for an Artwork
A painting that Picasso created in a single day in March
1932, “Nu au Plateau de Sculpteur (Nude, Green Leaves
and Bust),” sold for $106.5 million, a world record auction
price for a work of art, at Christie’s Tuesday night. Bidding
for the Picasso lasted 8 minutes and 6 seconds; there
were six bidders.
Of course the whole world knows about this by now, but I thought the incident was worth posting about. I did the math just for fun and figured that most struggling artists today would be happy to make anywhere between 0.00001 and 0.0001 percent of that 106.5 million (you do the math!). All for a day’s work… Boggles the mind. Too bad Picasso’s not around to take it all in, but wherever he is, I still bet he’s having a really good laugh.
I want for this day to be over with already. I’ve never equated being alone with being lonely before, probably because as an only child, I’ve always had a knack for entertaining myself with whatever happens to be on hand. But I have to say truly and honestly that there is no other lonelier day to spend a day alone than Christmas day. I did wake up late this afternoon feeling quite excited about a vivid dream I had just had and thought: “wouldn’t it be the best Christmas gift of all if this dream actually prompted me to write a novel??” But then when I switched on the voice memo application on my iPhone and started taking verbal notes, those dream sequences which had seemed so full of story potential just fizzled away into random incoherent sentences.
Eventually, I decided to surf around the net to distract myself from all the unpleasantness going on inside my head.
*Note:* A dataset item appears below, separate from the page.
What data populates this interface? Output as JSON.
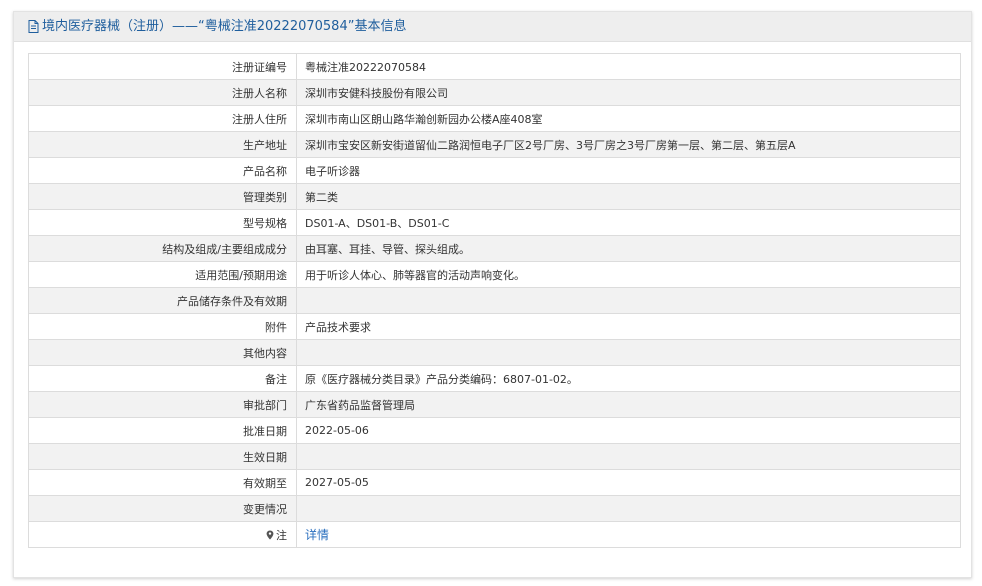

For some unknown reason, I had a Wikipedia page about Chlöe Sevigny up on my web browser. I’ve seen her in the movie Boys Don’t Cry and in the HBO series Big Love, but other than that I can’t say I’m a fan of hers, or that I know anything much about her and her body of work. I’ve never quite understood why she acquired fashion icon status (though I do know she was one of the original icons of all things fuggly back in the early days of the very funny site Go Fug Yourself). Reading on out of sheer boredom and curiosity, I found out that she sparked controversy with her lead role in a 2004 movie called The Brown Bunny, which involved Sevigny performing unsimulated fellatio on co-star, writer, director and producer Vincent Gallo. After the film’s release at the 2003 Cannes Film Festival, the William Morris Agency dropped Sevigny as a client, one source stating: “The scene was one step above pornography, and not a very big one. William Morris now feels that her career is tainted and may never recover”. Ever the trouper, Sevigny went on record after the Cannes screening saying “It’s a shame people write so many things when they haven’t seen it. When you see the film, it makes more sense. It’s an art film. It should be playing in museums. It’s like an Andy Warhol movie.” I viewed the scene in question—all in the name of research of course—and I must admit that I couldn’t help but wonder what drug cocktail might have convinced Miss Sevigny that taking part in this project might be a good idea. That being said, I will not join the ranks of Sevigny-bashers based on that performance. Not today. Instead, I wish to thank Chlöe Sevigny for the fact that she still continues to make a living as an actress and a public figure, and to this day defends her performance in a project which would have been best left to die in Vincent Gallo’s mean little egomaniacal head.
Mistakes, we’ve all made a few. On this lonely Christmas day, I can always console myself with that fact that in this, I am far from being alone.